____ RECORD EXCERPTS

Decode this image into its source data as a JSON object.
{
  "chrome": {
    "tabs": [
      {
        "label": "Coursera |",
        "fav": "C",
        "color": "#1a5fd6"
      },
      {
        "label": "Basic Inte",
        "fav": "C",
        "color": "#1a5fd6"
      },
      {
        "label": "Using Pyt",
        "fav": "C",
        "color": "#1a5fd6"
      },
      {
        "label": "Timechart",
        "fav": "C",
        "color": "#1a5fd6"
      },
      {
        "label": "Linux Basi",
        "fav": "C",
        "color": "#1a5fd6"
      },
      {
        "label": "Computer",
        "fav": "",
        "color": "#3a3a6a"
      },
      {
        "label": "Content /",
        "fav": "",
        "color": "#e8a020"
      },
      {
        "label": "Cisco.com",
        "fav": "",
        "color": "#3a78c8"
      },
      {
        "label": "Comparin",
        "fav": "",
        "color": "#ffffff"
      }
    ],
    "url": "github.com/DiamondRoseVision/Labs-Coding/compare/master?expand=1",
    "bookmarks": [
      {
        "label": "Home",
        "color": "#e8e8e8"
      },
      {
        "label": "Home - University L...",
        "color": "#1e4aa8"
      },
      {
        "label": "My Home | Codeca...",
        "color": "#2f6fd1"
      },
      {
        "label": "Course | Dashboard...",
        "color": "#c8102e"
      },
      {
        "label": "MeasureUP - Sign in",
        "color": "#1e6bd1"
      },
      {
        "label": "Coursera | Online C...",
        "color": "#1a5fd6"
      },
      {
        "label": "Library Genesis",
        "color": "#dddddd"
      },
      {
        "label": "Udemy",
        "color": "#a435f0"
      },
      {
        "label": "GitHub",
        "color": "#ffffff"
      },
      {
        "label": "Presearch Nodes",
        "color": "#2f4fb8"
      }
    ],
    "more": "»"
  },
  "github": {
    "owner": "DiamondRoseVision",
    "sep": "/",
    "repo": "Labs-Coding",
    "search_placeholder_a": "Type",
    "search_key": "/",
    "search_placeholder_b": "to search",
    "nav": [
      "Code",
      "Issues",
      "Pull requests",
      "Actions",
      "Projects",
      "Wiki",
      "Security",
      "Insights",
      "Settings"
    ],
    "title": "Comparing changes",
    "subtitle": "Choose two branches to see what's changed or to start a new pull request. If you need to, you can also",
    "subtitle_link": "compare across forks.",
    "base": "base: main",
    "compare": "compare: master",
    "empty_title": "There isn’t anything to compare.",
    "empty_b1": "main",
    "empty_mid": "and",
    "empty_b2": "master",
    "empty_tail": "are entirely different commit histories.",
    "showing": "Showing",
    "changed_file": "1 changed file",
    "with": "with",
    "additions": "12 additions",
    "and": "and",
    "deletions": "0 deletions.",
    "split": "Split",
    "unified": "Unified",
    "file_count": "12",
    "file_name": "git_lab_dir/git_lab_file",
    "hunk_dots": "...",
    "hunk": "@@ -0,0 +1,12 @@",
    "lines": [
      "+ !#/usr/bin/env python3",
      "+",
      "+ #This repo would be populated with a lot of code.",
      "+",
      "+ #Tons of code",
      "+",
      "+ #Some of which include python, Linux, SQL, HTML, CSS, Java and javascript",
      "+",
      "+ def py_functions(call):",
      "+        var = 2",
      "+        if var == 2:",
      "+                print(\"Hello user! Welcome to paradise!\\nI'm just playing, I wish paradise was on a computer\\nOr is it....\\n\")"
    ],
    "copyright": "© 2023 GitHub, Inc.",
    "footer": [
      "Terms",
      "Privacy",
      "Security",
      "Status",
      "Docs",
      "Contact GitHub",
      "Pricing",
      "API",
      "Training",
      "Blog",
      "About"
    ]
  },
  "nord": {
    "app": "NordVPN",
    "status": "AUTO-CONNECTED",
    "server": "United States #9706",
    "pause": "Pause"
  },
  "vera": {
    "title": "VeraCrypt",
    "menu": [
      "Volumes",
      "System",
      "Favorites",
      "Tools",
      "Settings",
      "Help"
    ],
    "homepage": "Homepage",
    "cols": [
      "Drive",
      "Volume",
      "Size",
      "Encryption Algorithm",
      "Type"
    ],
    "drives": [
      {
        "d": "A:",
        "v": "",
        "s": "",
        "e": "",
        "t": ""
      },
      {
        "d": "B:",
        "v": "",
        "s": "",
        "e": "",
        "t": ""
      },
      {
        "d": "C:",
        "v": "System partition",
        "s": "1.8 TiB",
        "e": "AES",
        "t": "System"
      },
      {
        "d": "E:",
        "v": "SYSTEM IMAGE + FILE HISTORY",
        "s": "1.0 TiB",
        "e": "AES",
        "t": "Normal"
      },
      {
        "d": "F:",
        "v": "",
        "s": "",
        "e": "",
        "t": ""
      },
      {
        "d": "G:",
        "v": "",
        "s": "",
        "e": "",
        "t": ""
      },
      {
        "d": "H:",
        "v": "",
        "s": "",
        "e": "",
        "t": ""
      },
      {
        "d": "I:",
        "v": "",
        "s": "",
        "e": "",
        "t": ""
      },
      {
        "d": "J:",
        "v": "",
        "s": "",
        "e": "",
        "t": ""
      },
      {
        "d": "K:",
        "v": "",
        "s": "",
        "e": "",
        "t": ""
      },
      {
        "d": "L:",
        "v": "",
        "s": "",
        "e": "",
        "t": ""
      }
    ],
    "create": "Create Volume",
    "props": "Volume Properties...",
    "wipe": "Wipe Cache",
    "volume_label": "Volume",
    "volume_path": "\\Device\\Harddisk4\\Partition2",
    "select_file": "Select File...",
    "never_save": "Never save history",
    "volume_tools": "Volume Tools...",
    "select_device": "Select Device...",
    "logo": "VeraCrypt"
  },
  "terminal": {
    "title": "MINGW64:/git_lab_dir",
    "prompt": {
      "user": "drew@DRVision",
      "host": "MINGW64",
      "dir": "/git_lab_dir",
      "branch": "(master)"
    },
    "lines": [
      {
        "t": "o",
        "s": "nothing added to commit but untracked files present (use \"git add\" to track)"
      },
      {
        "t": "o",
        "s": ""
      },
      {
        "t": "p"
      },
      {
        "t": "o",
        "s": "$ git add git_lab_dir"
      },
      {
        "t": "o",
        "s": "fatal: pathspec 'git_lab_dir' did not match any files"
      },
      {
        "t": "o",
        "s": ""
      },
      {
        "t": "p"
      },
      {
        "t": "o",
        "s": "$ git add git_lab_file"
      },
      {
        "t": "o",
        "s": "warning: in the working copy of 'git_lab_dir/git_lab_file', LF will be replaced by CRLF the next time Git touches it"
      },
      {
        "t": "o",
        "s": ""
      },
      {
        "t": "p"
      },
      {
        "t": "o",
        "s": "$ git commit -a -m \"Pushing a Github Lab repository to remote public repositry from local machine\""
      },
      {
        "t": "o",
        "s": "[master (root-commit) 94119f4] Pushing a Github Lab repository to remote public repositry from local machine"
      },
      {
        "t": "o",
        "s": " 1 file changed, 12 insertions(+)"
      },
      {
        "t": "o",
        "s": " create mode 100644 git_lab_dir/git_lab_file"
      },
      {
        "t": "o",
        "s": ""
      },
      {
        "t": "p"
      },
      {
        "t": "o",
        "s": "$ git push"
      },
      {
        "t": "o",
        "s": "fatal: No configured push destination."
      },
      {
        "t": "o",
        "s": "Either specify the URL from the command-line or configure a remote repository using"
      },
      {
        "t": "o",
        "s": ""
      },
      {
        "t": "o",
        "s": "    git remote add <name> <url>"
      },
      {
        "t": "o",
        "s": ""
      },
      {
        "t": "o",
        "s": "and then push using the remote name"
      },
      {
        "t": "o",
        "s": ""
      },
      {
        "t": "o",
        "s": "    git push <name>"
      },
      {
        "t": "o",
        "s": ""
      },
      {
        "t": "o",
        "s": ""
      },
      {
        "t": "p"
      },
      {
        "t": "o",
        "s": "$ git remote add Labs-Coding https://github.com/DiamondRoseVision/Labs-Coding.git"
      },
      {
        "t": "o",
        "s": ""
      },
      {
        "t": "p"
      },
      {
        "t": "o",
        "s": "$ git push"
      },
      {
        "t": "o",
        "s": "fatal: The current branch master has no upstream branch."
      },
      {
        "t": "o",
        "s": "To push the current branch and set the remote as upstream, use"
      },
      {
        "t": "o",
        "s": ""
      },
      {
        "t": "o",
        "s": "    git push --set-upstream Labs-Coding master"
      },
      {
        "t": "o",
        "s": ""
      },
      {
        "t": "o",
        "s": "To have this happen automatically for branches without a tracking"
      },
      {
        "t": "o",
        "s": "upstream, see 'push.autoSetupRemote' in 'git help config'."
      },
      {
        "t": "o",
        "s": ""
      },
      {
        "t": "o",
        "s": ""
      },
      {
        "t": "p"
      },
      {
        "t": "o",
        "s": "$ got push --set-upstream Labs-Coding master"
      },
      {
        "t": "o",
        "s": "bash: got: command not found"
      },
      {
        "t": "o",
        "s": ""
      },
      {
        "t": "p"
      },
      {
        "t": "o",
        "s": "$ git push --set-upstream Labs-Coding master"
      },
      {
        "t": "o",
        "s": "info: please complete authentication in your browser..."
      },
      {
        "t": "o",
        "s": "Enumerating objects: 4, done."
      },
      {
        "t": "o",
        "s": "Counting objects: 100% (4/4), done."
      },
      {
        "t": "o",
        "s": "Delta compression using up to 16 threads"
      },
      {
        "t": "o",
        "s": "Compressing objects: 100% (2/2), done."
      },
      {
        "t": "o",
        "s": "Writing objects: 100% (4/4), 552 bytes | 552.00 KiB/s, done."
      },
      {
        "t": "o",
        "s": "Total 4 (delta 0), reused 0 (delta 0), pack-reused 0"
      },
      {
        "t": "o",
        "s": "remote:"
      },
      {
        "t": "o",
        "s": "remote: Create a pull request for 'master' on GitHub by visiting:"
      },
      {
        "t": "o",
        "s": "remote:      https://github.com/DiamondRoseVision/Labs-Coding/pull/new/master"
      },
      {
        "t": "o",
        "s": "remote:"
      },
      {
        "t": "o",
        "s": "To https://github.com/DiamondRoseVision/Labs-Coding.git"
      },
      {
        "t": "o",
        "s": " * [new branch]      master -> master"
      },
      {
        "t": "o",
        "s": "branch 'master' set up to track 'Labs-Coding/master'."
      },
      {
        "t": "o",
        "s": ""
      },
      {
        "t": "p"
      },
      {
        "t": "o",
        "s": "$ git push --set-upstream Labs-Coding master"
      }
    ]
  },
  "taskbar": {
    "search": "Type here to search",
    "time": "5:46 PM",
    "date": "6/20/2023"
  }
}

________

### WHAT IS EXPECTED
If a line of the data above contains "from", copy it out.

### RESPONSE AREA
        "s": "$ git commit -a -m \"Pushing a Github Lab repository to remote public repositry from local machine\""
        "s": "[master (root-commit) 94119f4] Pushing a Github Lab repository to remote public repositry from local machine"
        "s": "Either specify the URL from the command-line or configure a remote repository using"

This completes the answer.